His recruiting classes have reflected in his team’s numbers. In C-USA, Hopson’s offense improved from the fifth best offense in 2016 to third best in 2017, while the defense was listed as the fourth best in back-to-back years. Despite the loss of Ito Smith, Hopson has shown that he can make the best with what he has had. In his two years, Hopson has not had a starting quarterback finish the entire season but has still managed to turn out competitive teams, which if anything proves his capability as a head coach.
“Jay Hopson is not bringing anything to Southern Miss,” Hopson said. “It’s just our time to hold the flag, and it’s a tradition that goes back way beyond when I was born. We’re just trying uphold the black and gold standard. I think our kids understand the tradition and history of Southern Miss, which something we’re trying to uphold each and every day.”

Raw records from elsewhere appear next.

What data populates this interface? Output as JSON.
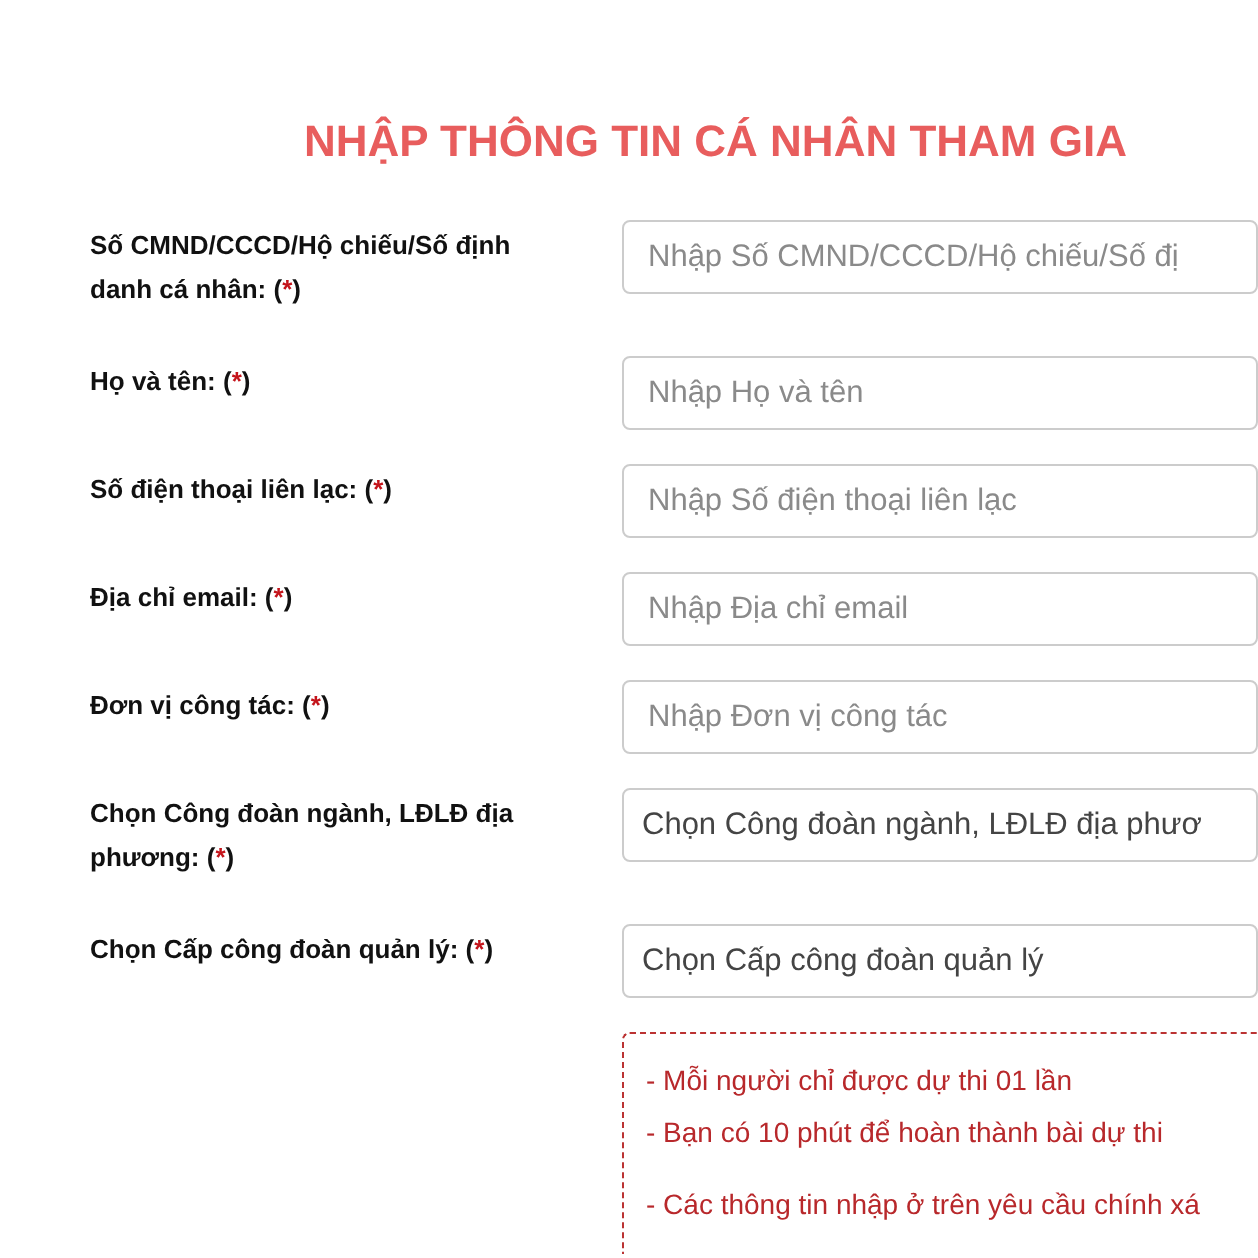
{
  "title": "NHẬP THÔNG TIN CÁ NHÂN THAM GIA",
  "fields": [
    {
      "label": "Số CMND/CCCD/Hộ chiếu/Số định danh cá nhân:",
      "required_mark": "(*)",
      "kind": "input",
      "placeholder": "Nhập Số CMND/CCCD/Hộ chiếu/Số đị"
    },
    {
      "label": "Họ và tên:",
      "required_mark": "(*)",
      "kind": "input",
      "placeholder": "Nhập Họ và tên"
    },
    {
      "label": "Số điện thoại liên lạc:",
      "required_mark": "(*)",
      "kind": "input",
      "placeholder": "Nhập Số điện thoại liên lạc"
    },
    {
      "label": "Địa chỉ email:",
      "required_mark": "(*)",
      "kind": "input",
      "placeholder": "Nhập Địa chỉ email"
    },
    {
      "label": "Đơn vị công tác:",
      "required_mark": "(*)",
      "kind": "input",
      "placeholder": "Nhập Đơn vị công tác"
    },
    {
      "label": "Chọn Công đoàn ngành, LĐLĐ địa phương:",
      "required_mark": "(*)",
      "kind": "select",
      "value": "Chọn Công đoàn ngành, LĐLĐ địa phươ"
    },
    {
      "label": "Chọn Cấp công đoàn quản lý:",
      "required_mark": "(*)",
      "kind": "select",
      "value": "Chọn Cấp công đoàn quản lý"
    }
  ],
  "notice": {
    "lines": [
      "- Mỗi người chỉ được dự thi 01 lần",
      "- Bạn có 10 phút để hoàn thành bài dự thi",
      "- Các thông tin nhập ở trên yêu cầu chính xá"
    ]
  }
}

His success and devotion are arguably what culminated into extending Hopson’s contract until 2022. Hopson’s base salary will stay the same at $500,000 a year which does not include incentives. The most noteworthy change in his contract was an increase to pay his assistant coaches, which increased to $1,225,000 per year to pay 10 assistant coaches, four graduate students and one football secretary.
“One thing I can promise you is it’s all I wanted for those guys,” Hopson said. “Those guys work hard, and they deserve so much [for what] they do for our university. You can’t always put it on monetary value [of] the sacrifices those guys make. We’re blessed and we’re appreciative of that.”
Hopson has proved that he can string together successful teams and adapt to adversity, a task which has made many coaches falter. His focus is to propel Southern Miss into a consistent contender for the C-USA crown. Unlike most coaches that try to move to a bigger team for football prestige, Hopson says he has no plans for that and has made it clear.
“Southern Miss is where I want to be,” Hopson said. “I’m a Mississippi boy. I’m a South Mississippi boy. I love Southern Miss, I love the black and gold. Every person has their own agenda or things they want to accomplish in life, but you’ll be burying [me in] Vicksburg or Hattiesburg, one of the two.